Zoom gives us some ability to simulate some portion of in-person interaction, and for that we are profoundly grateful (for the most part).
We do love to grouse about what Zoom can’t do, i.e. what it misses out of the human experience of being together. In a Zoom meeting there are no touch, no smell, no sense of spacial arrangement, no two or more people speaking (or singing) simultaneously.
What we haven’t explored so well is what this medium offers that is different, and perhaps better in some way, than real life.
Pants optional. Notoriously, of course, for a Zoom meeting you only have to make presentable the upper half of your body. Around the time this blog began, news outlets were reporting that Walmart was selling more tops but fewer pants.
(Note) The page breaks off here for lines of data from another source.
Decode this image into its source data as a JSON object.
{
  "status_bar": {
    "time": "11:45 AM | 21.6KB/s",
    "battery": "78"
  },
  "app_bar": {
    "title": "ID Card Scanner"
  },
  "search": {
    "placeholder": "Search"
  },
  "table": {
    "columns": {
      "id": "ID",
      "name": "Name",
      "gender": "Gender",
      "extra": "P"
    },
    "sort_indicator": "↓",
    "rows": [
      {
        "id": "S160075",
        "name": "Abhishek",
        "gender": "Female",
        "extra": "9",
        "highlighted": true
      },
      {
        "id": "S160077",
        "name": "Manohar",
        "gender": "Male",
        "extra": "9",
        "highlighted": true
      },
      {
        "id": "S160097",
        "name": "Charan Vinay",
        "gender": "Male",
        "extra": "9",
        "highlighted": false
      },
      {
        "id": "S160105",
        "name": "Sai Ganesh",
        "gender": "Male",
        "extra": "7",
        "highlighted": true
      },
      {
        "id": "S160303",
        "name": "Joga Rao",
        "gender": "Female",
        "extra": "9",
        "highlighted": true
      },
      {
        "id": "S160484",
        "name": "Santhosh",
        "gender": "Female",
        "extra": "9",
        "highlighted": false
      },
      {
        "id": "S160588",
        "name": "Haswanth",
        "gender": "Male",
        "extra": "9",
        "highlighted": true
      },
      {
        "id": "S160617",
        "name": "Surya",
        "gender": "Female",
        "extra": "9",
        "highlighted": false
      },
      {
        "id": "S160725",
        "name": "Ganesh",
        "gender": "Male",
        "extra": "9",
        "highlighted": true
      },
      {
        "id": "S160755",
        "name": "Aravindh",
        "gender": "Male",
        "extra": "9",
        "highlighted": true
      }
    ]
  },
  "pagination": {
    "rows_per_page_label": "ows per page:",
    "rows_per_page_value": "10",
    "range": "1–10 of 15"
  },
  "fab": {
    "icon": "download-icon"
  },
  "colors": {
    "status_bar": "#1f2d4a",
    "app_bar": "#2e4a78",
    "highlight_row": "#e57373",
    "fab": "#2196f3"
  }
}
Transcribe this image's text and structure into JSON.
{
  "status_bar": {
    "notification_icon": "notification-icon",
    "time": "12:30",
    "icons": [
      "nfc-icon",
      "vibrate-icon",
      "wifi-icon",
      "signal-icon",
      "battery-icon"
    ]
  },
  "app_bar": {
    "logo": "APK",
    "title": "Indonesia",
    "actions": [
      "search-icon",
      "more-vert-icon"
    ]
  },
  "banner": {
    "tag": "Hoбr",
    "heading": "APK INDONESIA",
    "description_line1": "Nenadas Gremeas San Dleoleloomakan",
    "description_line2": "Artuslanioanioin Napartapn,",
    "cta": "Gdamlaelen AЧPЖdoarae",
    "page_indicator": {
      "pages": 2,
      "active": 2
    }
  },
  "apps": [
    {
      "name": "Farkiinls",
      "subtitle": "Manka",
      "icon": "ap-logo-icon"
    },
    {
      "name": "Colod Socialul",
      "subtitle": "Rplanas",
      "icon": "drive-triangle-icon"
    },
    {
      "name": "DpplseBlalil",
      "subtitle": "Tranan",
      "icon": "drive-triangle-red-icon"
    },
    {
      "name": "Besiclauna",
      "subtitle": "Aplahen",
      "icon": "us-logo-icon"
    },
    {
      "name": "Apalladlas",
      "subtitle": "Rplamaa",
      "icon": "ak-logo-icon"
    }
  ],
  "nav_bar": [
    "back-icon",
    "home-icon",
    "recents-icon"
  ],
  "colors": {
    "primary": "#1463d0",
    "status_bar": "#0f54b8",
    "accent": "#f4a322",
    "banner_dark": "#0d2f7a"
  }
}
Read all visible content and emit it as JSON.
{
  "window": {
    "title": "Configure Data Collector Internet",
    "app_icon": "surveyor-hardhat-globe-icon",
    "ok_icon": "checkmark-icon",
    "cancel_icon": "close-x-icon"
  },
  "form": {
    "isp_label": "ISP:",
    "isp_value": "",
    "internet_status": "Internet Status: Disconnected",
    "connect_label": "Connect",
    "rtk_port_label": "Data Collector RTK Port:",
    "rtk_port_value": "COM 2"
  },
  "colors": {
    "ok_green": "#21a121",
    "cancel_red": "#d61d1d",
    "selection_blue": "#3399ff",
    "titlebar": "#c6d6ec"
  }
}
Surreptitious observation. Consider a Zoom meeting of 8 people, versus a physical gathering of the same people around a conference room table. With Zoom you can watch everyone’s facial reactions at once. The direction of your gaze is not a giveaway; in fact where you are looking is disconnected from whose image you may be looking at. (The arrangement of faces on each person’s screen is indeterminate.)
Egalitarianism. Zoom can impart an egalitarian feel to a meeting. There may be a meeting convener and “boss,” and that person may be endowed with extra powers (such as the ability to mute anyone or everyone); but visually, the boss appears the same as everyone else. In the gallery view, all are the same size. In the speaker view, there remains an egalitarian flavor: whoever speaks gets the focus of a large image, whether it’s the boss or the janitor.
Shy empowerment. Zoom can embolden shy people. Consider someone tasked with making a presentation to a group. Doing so in person might inspire anything from tremors to abject terror. Zoom imposes a psychological distance that can be a balm to the shy speaker.
Infovore empowerment. Zoom offers advantages to the infovore. During a meeting anyone can open an on-screen window and do some quick research. Depending on security settings, anyone may display their screen to all in order to share the fruits of such research. An in-person meeting allows no similar opportunity to share with all.
What else does Zoom do better (or just differently) than actual presence?
A friend on Facebook, who works in addicton recovery, left this comment when I posted a link to this post there:
“I’ve read, and heard, that Zoom has been a boon to those in early recovery who struggle to attend 12-Step meetings in person. The recovery community, at least in the DC area, has done a great job transitioning to virtual meetings, where folks who cope with shyness, anxiety and perhaps trauma histories can now safely check out these communities (without video if need be). This provides opportunity and increases the potential for finding the right support, the right fit, the right fellowship, and the level of initial comfort needed to engender further engagement. And that’s goodness.”